Champion – 2018
Written and Directed by Yong-Wan Kim
Starring Dong-seok Ma, Kwon Yui, Ye-ri Han
Don Lee is an American actor, but his heritage is Korean. He goes by the stage name Dong-seok Ma. He became instantly recognizable to me when he played the earnest tough in Train to Busan. There is an honesty in his eyes that belies the strength that is apparent in his arms and stature. When, one of the bad guy bosses of Champion describes his body as “efficient,” my lack of understanding of Korean culture makes me hesitate to assume it’s a mistaken translation. If by efficient, they mean “he’s likely to win in a fight, but would rather avoid the fight,” I would have to agree.
Champion starts off with Lee as Mark, a disgraced arm wrestling champion in America. He wiles his time as a night club bodyguard. He’s brought back into competition one night by his friend, Jin-Ki (Kwon) who convinces him to compete and win for a literal giant vase filled with cash. Things go sideways, of course. Lee loses his job and is relegated to working security at Moon Mart. His life story has been laced with sadness, so this drop in stature is nothing new.
Jin-Ki then calls from Korea and convinces Lee to head to the mother land for another arm wrestling contest. He sets him at a strange motel and takes him out to eat at a strange restaurant where a man and woman ask their blessings for their baby (more on this later). Jin-Ki also gives Mark the means to find his birth mother.
Mark, we find, was given up to adoption to a couple in Ohio when he is younger. How much younger is unclear. The couple died shortly there after, based on what we hear in Jin-Ki’s version of things. Somewhere along the line, Mark sees the movie Over The Top and is inspired to start competing in arm-wrestling tournaments. I have tried to watch this film, but let’s face it, Stallone was not making good movies very often by this point. Once that Kenny Loggins song hits your aural nerves, it’s over. But for Mark, at least, it worked to make him a Champion. The plot claims that it was “racism” that led to his fall from grace. That’s a broad accusation to lob into a general description of your subject’s past, but we’ll go with it for purposes of moving through the story.
When Mark searches for his mother, it literally is an uphill climb. His search leads him through a series of meet cute moments with a little boy and girl with whose family he eventually forms an incredibly sweet bond.
Lee’s performance is excellent in what could have been a play by numbers deal. His ability to show sweetness in a Shane-type role is profound. This film works remarkably well due to his ability to push forward as the strong man with a tender heart.

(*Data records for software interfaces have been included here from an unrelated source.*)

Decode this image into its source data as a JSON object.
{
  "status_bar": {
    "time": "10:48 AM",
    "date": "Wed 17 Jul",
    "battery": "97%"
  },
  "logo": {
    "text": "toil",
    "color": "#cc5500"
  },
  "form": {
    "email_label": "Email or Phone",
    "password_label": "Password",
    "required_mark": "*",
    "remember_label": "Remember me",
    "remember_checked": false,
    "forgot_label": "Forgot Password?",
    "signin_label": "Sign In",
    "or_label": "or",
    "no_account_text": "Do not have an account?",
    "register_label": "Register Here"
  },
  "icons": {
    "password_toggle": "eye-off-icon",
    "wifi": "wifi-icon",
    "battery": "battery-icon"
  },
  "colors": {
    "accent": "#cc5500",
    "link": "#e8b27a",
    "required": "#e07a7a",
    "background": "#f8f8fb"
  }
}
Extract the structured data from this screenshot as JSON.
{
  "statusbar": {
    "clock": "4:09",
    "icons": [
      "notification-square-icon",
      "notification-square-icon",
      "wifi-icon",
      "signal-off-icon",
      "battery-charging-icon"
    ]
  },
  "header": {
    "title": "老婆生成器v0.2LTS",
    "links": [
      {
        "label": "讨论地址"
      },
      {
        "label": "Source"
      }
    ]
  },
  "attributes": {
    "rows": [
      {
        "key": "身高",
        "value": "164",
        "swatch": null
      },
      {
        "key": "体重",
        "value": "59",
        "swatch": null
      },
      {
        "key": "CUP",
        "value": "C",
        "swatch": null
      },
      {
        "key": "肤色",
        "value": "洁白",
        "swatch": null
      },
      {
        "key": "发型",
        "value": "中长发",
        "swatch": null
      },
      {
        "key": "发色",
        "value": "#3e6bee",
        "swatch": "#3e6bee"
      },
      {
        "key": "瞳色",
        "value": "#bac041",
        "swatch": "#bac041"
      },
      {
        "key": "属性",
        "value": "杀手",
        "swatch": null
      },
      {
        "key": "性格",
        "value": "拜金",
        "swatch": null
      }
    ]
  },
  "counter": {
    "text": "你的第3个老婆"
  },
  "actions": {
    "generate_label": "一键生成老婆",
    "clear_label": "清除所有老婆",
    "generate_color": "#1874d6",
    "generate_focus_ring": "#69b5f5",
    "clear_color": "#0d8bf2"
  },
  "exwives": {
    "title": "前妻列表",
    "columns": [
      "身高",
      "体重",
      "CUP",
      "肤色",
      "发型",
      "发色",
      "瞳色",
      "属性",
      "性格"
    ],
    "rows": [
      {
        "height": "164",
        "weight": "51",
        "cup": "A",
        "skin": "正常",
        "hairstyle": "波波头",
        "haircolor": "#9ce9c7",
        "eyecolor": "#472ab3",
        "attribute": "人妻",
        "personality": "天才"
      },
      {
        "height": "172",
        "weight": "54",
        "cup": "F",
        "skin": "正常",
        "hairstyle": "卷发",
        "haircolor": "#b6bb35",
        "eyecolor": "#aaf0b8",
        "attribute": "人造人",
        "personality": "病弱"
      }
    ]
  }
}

His is not the only good performance. Ye-ri is incredibly sweet as Soo-Jin, the mother of the two afore-mentioned adorable children. She is widowed, and in dire straits. She has a pride and strength, but her vulnerability fits right in with Mark’s willingness to help.
The film works as a drama with elements of action and some timely and clever comedy. When Mark takes the two kids out to eat with no money to speak of, the payoff works for that moment, as well as his earlier dining experience with Jin-Ki.
There are some real cinematic moments expertly filmed in the arm-wrestling scenes. The cinematography ratchets the tension exquisitely, and manages to avoid making most of the competitors into goons. Instead, outside of the first and last match, we have people with multiple dimensions, mostly good, just trying to see who’s better and who’s best.
Where it doesn’t work is the ham-handed bad guys, who exist solely to be easily dispensed by Mark while he’s pondering the beckoning of eternity. When your main character has time to think about the futility of existence while he’s beating up your toughs, it’s time to get better henchmen.
Then there is the training sequence that seems right out of Rocky IV, where Mark is shown in inter-cut scenes in an incredibly cool workout room with awesome weights and then in a junk yard with a car placed precariously on a hill so that he can pull it down with his arm. I told my 15 year old she could pull that one down. It’s goofy, but cool nonetheless.
This film has cemented me as a fan of Dong-seok Ma / Don Lee to the point where I shall be seeking his films out in the future. I think I must already have been doing so, though, since it was seeing his face on the poster that made me bring my Korean fan / expert daughter with me to this film anyway. It’s films like these that create lasting memories for us both.